"If you have kids, share yours with them!" Mr. Hamaze yells as scores of women rush into place to make sure they get meals of lamb and rice, pita, yogurt, and sweet dates.

"I eat here every day on Ramadan, because with the checkpoints, it would be impossible to get home anyway," says Imm Iyad, a woman who lives in Bethlehem, beyond the security barriers around Jerusalem, but spends her days in the Old City market, selling couscous to support her family. "I'm here because this is the only place I know where they do this," the mother shrugs. "All of the people who come here to eat are in need."

This phenomenon of serving free iftar, the meal that breaks the Ramadan fast, to the economically strapped – as well as those unable to get home to break the fast with family – is relatively new here. It comes at the munificence of several Islamic groups, but most notably, it's a project of Sheikh Raed Salah, the head of the Islamic Movement of the North, based in Umm el-Fahm, Israel.

To the growing numbers who appreciate and admire Sheikh Salah's work, he is not only providing a handout, but is also providing a framework for Palestinians and Israeli Arabs who feel the lack of leadership in Jerusalem.

To the Israeli authorities, however, Salah is a firebrand who inflames emotions, making repeated calls to Muslims that the Al Aqsa Mosque, the third-holiest site in Islam, is in danger. He's also adding, many say, to a growing Islamization of East Jerusalem.

Last month, Israeli security forces raided the offices of the Islamic Movement in Umm al-Fahm under suspicions that it was aiding Hamas. Dozens of police entered the offices of the Al Aqsa Heritage Institute, the new name of Salah's organization. They confiscated documents, computers, and close to $100,000 held in a safe, according to officials and news wires.

In August 2007, Salah was indicted for inciting racism and violence after he called for a "third intifada," or uprising, his response to an Israeli archaeological dig in the Old City that he says is endangering the foundations of the Al Aqsa Mosque.

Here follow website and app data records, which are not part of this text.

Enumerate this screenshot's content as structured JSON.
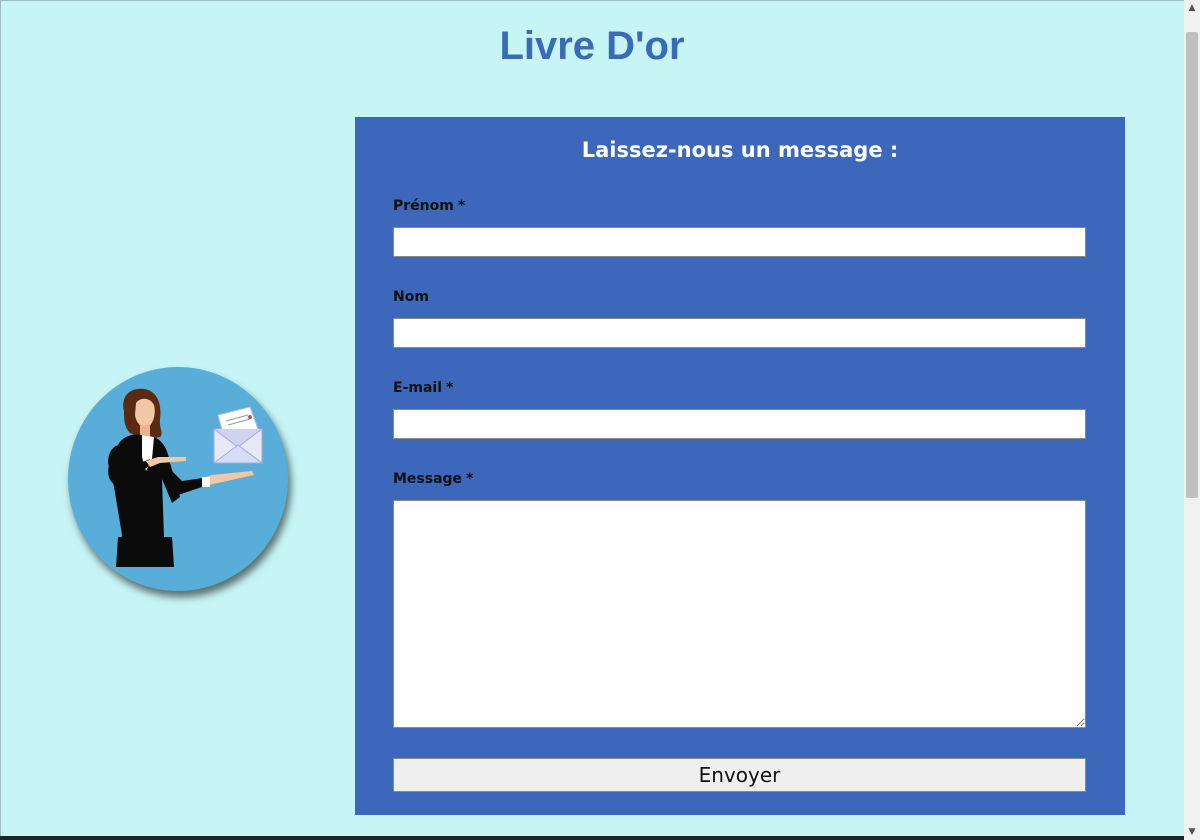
{
  "page": {
    "title": "Livre D'or"
  },
  "illustration": {
    "icon": "businesswoman-with-envelope"
  },
  "form": {
    "heading": "Laissez-nous un message :",
    "fields": {
      "prenom": {
        "label": "Prénom",
        "required_mark": "*",
        "value": ""
      },
      "nom": {
        "label": "Nom",
        "required_mark": "",
        "value": ""
      },
      "email": {
        "label": "E-mail",
        "required_mark": "*",
        "value": ""
      },
      "message": {
        "label": "Message",
        "required_mark": "*",
        "value": ""
      }
    },
    "submit_label": "Envoyer"
  },
  "scrollbar": {
    "up_icon": "chevron-up-icon",
    "down_icon": "chevron-down-icon"
  },
  "colors": {
    "page_background": "#c7f5f6",
    "title": "#3b6ab9",
    "form_background": "#3c67ba",
    "illustration_circle": "#58aed8"
  }
}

Salah himself has been barred by Israel from coming to Jerusalem. But the reach of his organization continues to make an impact here, most prominently in the form of this iftar that feeds up to 5,000 people a day.

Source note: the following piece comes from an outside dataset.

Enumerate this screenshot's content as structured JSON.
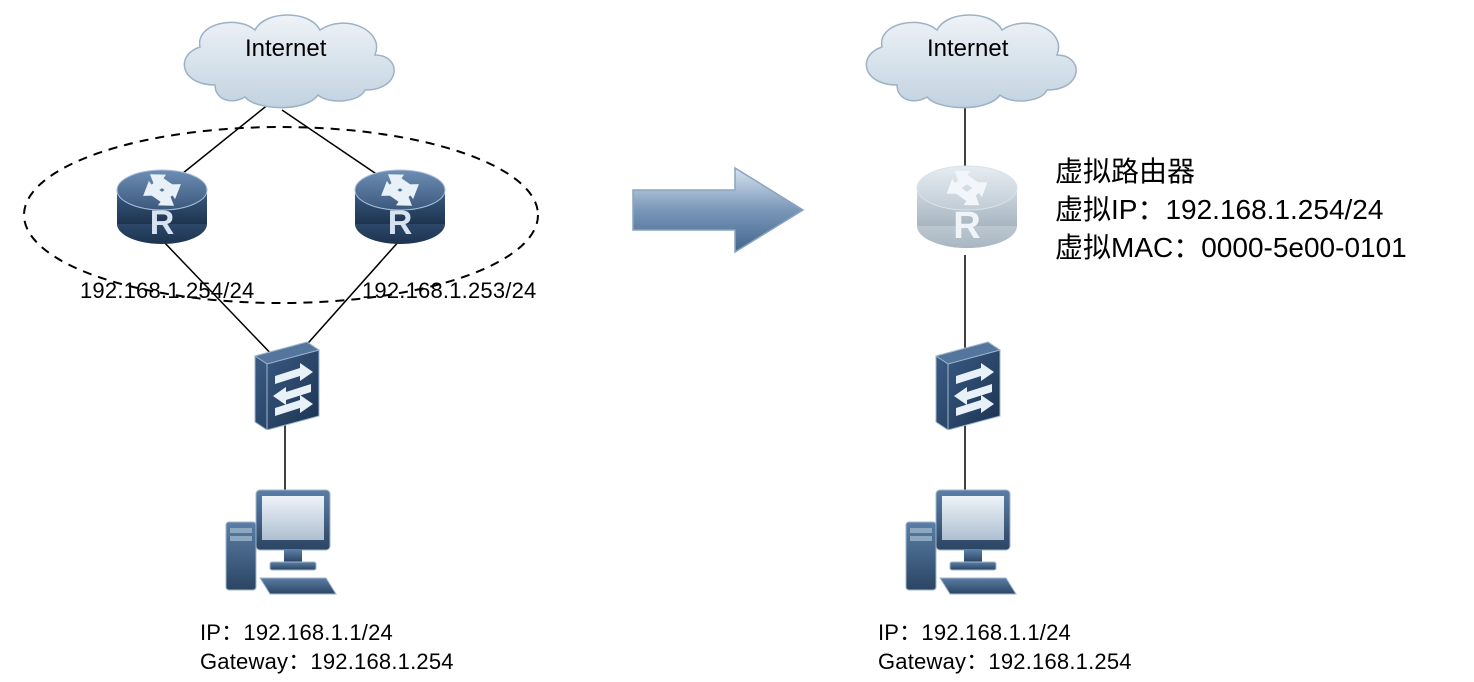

He is filling in where secular Palestinian leaders have left a vacuum, as other Islamic institutions have across East Jerusalem. There are a growing number of Islamic private schools, as well as a whole host of services provided by Muslim organizations to meet the many needs there.